Context and objectives
Research area and results
Reactor core accidents at nuclear power plants can lead to radioactive substances being released into the environment in the form of gas and aerosols, particularly caesium-134, caesium-137, iodine-131 and other short-lived isotopes of iodine. These particles and aerosols can be inhaled or ingested by populations exposed to the plume. The authorities have various measures for mitigating this risk: evacuation, sheltering indoors, dietary restrictions and stable iodine prophylaxis.
Radioactive iodine species can accumulate very quickly in the thyroid, which can lead to an increased cancer risk for the most vulnerable, especially infants and children. This exposure/effect relationship was demonstrated after 1991 in the areas most severely contaminated by fallout from the Chernobyl disaster, in Belarus, Russia and Ukraine. In France, the “iodine policy” recommends a single administration of potassium iodide (KI) tablets, which can be repeated once if it is impossible to evacuate the population. To be effective, these have to be given ideally between two hours before exposure and up to six hours after. Until now the marketing authorisation (MA) for the iodine tablets has not allowed for repeated administration of iodine beyond two doses.
Since the Fukushima accident, it seems necessary to consider the possibility of repeated administration of stable iodine for people in an area with repeated or prolonged radioactive releases while awaiting evacuation, or where evacuation is impossible. This is what the PRIODAC programme seeks to address.
Its focuses have been undergirded by the research needs identified by the World Health Organization (WHO) in its 2017 guidelines (1).
Since its launch in March 2014, the PRIODAC project has (2):
- built on scientific knowledge of the Wolff-Chaikoff effect (reduction in thyroid hormone production following a very large influx of iodine) and the role of some of the species involved (Na+/I- Symporter (NIS) and SLC5A8, which transports iodine from the apical membrane of thyrocytes). Our studies demonstrated that the Wolff-Chaikoff effect (3), (4), (5), (6), (12) and its escape mechanism occur after prolonged saturation of the thyroid.
- determined the procedures for the repeated administration of stable iodine among four representative age groups of the population (adults including pregnant women, foetuses, neonates and the elderly). Bio-kinetic studies (7), (8) were used to define an optimal effective dose for the daily administration of potassium iodide (KI) over an 8-day period thanks to several experiments conducted on rats and mice;
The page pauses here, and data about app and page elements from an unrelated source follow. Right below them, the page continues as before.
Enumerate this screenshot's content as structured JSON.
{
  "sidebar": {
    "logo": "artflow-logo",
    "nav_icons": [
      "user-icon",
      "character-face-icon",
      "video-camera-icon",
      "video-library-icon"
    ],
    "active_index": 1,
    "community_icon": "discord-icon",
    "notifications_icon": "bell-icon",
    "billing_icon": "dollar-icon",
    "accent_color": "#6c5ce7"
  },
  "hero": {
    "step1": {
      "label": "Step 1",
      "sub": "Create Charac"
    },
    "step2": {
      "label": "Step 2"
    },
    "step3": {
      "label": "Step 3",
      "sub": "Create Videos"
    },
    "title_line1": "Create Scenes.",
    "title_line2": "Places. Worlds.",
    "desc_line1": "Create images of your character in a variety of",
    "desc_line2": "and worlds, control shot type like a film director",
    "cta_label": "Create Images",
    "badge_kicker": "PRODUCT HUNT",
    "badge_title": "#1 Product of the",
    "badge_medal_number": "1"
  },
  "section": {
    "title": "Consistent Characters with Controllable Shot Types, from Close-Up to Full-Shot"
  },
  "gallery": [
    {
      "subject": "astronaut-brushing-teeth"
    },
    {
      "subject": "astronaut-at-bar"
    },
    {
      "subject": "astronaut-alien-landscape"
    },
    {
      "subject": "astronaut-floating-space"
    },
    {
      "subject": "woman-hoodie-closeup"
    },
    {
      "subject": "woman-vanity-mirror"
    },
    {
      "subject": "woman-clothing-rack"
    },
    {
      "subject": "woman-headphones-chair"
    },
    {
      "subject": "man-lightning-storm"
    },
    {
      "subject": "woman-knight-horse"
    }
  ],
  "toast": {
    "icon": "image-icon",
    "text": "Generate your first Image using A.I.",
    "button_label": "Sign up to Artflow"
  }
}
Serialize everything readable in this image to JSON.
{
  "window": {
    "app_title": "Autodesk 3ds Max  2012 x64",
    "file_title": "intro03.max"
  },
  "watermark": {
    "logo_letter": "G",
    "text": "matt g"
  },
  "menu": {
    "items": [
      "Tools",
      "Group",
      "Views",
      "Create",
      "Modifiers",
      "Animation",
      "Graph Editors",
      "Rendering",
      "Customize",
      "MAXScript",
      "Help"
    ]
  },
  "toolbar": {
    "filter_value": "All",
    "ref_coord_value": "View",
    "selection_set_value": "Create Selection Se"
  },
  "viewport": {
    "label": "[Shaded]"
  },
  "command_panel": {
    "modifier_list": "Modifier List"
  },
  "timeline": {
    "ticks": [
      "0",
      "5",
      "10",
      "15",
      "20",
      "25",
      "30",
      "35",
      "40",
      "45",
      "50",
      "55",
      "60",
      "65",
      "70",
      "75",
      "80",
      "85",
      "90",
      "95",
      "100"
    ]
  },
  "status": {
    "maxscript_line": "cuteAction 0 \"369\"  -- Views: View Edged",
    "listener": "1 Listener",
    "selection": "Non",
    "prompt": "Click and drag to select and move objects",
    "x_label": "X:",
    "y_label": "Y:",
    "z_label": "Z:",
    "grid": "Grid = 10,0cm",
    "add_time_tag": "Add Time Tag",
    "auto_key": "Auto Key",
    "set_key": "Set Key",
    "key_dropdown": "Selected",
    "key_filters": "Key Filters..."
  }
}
- ensured that there are no significant side effects on an adult Wistar rat model for the selected dosage regimen (9), (11). Wistar rats of different age categories have been studied in order to simulate the response of different categories of the population (adults, the elderly, pregnant women, neonates, children). Side effects were examined on various organs: the thyroid, as well as the cardiovascular system, central nervous system, immune system and renal system. However, our studies conducted on an experimental in utero model in a pregnant Wistar rat (mimicking a pregnant woman) revealed significant adverse effects on the offspring and effects on the central nervous system in particular (10), (13), (14). Unlike for adult individuals, the conditions for repeated optimal prophylaxis without toxicity for this category of the population have therefore yet to be defined;
- conducted regulatory toxicology studies using Good Laboratory Practices (GLP) on two adult animal species, rats and dogs, with the Pharmacie Centrale des Armées;
- obtained a marketing authorisation variation (MAV) from the French National Agency for Medicine and Health Product Safety (ANSM). The new dose regimen proposed for adults and children over 12 is 130 mg of potassium iodide per day for up to 7 days.
The authorities responsible for defining the iodine policy are and will continue to be informed of the results of the project. These new French recommendations derived from the PRIODAC project could serve as an example for harmonising "iodine policies" at both European and international levels.
Progress of the PRIODAC project
A PRIODAC project extension granted by the ANR (2019-2022) will make it possible to determine whether repeated prophylaxis is possible for pregnant women, and define the appropriate dosage regiment. Given the marketing authorisation variation granted in early 2020, conditions for the paediatric population still need to be approved following regulatory toxicology tests.